In September 2012, a Russian and a Belarusian astronomer using the Kislovodsk Observatory co-discovered a comet heading our way. Comet Ison should become visible to Earth viewers in December 2013 after passing perilously close to the Sun during November. It may even appear brighter than the moon, triggering discussions about when and how comets formed.
A team of astronomers presented an analysis at the 44th Lunar and Planetary Science Conference in March 2013, writing that Ison "could become one of the brightest comets in this century."1 Sunlight reflecting off the comet's tail of trailing ice and debris promises to shine brightly.

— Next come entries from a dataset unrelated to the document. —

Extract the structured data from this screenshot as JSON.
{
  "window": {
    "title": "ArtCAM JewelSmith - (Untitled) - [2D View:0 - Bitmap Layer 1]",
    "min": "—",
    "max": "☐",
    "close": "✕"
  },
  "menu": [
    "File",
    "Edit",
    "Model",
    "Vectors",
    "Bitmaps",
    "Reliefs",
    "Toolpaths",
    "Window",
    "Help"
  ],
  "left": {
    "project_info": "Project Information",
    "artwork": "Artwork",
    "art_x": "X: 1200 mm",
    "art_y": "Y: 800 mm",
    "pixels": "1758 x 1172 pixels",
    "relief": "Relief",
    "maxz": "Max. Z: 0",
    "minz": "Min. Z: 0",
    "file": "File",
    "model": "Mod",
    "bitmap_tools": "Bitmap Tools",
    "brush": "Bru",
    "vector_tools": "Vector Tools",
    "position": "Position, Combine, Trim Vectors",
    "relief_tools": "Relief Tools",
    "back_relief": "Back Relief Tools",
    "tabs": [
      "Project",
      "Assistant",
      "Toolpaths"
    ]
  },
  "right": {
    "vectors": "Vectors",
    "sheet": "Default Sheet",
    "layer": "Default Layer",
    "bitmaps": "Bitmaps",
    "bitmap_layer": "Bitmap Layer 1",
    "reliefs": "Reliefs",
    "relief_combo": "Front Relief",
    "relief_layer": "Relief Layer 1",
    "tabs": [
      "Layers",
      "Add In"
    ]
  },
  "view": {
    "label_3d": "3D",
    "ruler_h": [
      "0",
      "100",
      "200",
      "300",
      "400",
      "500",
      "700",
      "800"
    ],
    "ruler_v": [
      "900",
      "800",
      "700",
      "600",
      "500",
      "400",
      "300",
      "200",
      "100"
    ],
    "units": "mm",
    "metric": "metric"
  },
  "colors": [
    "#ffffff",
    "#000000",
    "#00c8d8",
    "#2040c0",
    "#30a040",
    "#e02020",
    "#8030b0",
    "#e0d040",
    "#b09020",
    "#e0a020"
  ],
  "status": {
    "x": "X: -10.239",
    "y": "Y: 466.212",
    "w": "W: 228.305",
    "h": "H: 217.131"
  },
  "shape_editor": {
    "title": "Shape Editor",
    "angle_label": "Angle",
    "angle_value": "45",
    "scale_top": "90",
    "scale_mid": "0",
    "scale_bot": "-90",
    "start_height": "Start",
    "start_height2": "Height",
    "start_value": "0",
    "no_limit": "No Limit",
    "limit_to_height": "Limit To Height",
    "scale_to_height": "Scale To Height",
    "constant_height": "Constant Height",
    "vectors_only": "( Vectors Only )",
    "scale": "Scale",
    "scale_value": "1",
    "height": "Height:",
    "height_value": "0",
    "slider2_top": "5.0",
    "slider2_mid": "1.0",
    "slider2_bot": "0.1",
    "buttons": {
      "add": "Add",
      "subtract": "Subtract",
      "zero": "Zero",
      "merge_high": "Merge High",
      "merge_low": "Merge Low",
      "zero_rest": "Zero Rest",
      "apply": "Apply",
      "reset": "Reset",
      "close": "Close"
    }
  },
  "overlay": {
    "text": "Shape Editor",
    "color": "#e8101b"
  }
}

That debris tail should remind its viewers that the comet is rapidly losing mass.
Up close, it would appear to be a hulking block of rock and ice, but it is just a tiny pixel compared to the scale of the Solar System. Ison rides an orbital track that takes it very near the sun—about one million miles—so close that astronomers classify it as a "sungrazing comet." Of course, solar heat erodes Ison's ice, making the comet into a kind of egg timer, quickly counting down to zero. Like all sungrazing comets, Ison will eventually vaporize.
Astronomers measure comets' masses and erosion rates to calculate potential lifespans. Sungrazing comets last fewer than 100,000 years.2 They thus confront secular astronomy which maintains that comets formed with the rest of the solar system billions of years ago. A solar system that old should have no remaining comets.
How do secularists solve this dilemma?
Reporting on Ison, The Independent said, "Comet Ison has taken millions of years to reach us travelling from the so-called Oort cloud – a reservoir of trillions and trillions of chunks of rock and ice, leftovers from the birth of the planets."3
Unfortunately, nobody has yet witnessed a single one of those "trillions and trillions of chunks." Going strictly with observational science, the "so-called Oort cloud" may exist only in the reservoir of the human mind.
Clearly, secular astronomers invented the Oort cloud to rescue their billions-of-years dogma from a disintegration process that limits a comet's age—and thus the age of the Solar System—to thousands of years. When Ison becomes visible later this year, perhaps it will remind thoughtful viewers that the universe is quite young, just as Scripture teaches.
- Trigo-Rodriquez, J.M. et al. 2013. Post-Discovery Photometric Follow-up of Sungrazing Comet C/2012 S1 Ison. 44th Lunar and Planetary Science Conference. March 18-22. The Woodlands, Texas. #1576.
- Humphreys, D. R. 2005. Evidence for a Young World. Acts & Facts. 34 (6).
- Whitehouse, D. 'Brighter than a full moon': The biggest star of 2013... could be Ison - the comet of the century. The Independent. Posted on December 27, 2012, accessed June 25, 2013.
Image credit: NASA
* Mr. Thomas is Science Writer at the Institute for Creation Research.
Article posted on June 28, 2013.